Reviewed by: HU Medical Review Board | Last reviewed: March 2022 | Last updated: April 2022
Kineret is an engineered biologic medication that is approved for use against rheumatoid arthritis.
It reduces the signs and symptoms of RA and slows the structural damage that occurs in adults with moderately to severely active RA who have failed one or more disease-modifying anti-rheumatic drugs (DMARDs). Kineret can be used alone or with other medications.
Kineret is used less commonly than other biologic medications, because it isn’t as effective as anti-TNF therapies. It also requires a daily injection, which is not appealing to many patients.2

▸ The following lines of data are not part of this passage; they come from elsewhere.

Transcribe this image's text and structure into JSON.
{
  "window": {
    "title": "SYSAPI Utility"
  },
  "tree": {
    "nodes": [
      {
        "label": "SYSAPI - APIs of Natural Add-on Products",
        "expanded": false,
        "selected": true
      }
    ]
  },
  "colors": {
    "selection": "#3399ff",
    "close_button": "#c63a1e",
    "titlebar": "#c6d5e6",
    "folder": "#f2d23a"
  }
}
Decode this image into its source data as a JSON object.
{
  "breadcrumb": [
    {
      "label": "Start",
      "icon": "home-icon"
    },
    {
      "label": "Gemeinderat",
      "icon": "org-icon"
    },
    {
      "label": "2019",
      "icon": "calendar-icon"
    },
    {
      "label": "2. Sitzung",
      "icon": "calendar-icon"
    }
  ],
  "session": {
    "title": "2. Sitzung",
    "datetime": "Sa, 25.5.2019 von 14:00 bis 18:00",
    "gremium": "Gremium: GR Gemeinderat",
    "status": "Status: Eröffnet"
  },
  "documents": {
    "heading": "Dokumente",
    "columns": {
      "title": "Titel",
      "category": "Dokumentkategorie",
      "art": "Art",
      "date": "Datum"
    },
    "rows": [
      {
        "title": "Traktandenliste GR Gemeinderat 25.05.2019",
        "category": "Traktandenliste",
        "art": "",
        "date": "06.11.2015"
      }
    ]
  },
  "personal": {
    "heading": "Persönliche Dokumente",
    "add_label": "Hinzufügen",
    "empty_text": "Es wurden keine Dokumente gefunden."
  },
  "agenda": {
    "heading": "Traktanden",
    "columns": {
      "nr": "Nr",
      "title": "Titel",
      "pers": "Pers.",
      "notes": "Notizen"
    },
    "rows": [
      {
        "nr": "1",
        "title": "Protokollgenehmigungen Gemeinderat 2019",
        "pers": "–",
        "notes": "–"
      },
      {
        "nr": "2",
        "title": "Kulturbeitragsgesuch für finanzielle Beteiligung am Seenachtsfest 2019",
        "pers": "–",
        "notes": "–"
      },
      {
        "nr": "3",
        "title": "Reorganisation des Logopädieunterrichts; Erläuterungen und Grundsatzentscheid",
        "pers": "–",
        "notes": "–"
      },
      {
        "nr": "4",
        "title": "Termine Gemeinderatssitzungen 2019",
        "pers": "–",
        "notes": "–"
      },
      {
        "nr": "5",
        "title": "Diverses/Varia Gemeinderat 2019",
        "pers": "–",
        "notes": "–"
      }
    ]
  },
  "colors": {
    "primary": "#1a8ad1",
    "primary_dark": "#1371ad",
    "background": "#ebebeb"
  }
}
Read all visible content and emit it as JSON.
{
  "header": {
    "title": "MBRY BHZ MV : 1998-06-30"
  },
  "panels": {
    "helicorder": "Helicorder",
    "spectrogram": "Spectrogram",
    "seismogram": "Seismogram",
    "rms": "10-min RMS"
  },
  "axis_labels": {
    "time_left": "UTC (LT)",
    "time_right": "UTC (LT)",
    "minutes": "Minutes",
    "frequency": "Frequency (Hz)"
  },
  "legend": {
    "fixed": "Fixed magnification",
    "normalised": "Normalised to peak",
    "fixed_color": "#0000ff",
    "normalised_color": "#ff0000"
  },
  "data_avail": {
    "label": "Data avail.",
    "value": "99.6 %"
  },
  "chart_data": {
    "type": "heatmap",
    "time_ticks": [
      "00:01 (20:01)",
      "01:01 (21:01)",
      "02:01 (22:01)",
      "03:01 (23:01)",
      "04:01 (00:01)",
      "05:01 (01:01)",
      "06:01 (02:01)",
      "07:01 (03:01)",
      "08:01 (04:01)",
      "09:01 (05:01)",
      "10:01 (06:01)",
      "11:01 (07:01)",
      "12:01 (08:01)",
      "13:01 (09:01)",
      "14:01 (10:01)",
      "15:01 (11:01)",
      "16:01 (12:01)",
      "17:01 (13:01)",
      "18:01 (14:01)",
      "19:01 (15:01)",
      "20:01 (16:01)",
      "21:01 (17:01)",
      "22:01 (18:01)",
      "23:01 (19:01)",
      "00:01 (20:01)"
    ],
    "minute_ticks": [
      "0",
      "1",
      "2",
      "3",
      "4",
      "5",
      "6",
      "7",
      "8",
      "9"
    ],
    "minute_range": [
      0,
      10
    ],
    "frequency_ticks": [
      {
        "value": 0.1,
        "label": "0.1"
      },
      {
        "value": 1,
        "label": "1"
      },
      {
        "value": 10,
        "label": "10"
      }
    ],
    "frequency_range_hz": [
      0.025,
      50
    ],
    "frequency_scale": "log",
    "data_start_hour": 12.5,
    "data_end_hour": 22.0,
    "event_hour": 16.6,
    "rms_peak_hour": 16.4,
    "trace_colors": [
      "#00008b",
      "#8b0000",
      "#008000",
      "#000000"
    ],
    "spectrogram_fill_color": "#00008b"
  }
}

Kineret is not available in generic forms.
What are the ingredients in Kineret?
The active ingredient in Kineret is anakinra.1
How does Kineret work?
Kineret is known as an interleukin antagonist, because it blocks interleukin-1 (IL-1), a protein that plays an important role in promoting inflammation and immune system cell functions that cause joint damage for patients with RA.1
What are the possible side effects of Kineret?
Common side effects with Kineret include4:
- redness, itching, pain, bruising, or swelling at the site of injection
- runny nose
- stomach pain
- flu-like symptoms
In some patients, Kineret can cause more harmful side effects. Patients who take Kineret are at increased risk for serious infections, including tuberculosis.1 Some patients also develop blood problems while on the medication, but it is very rare.2
This is not an exhaustive list of all potential side effects of Kineret. For more information, consult your doctor or healthcare provider. If you notice any new or worsening side effects, contact your doctor or healthcare provider immediately.
Things to note about Kineret
Before taking Kineret, tell your doctor if you1:
- Have a current infection or are prone to recurring infections, including open cuts
- Have kidney problems
- Are scheduled to receive a vaccine
- Are pregnant or plan to become pregnant or are breastfeeding
People who are allergic to the bacterium E. coli should not take Kineret1.
With Kineret, there is an increased risk for serious infection. This is because Kineret can decrease the ability of the immune system to fight infections. If an infection develops while you are taking this medication, or if you have a severe allergic reaction, contact your doctor immediately.1
Patients taking this medication should not take other biologic medications against RA, because they all decrease the activity of the immune system.2 You should also not receive live vaccines while you are taking Kineret.
It is important for doctors to test you for TB before you take Kineret and to monitor for infections and blood problems while you are on the medication.3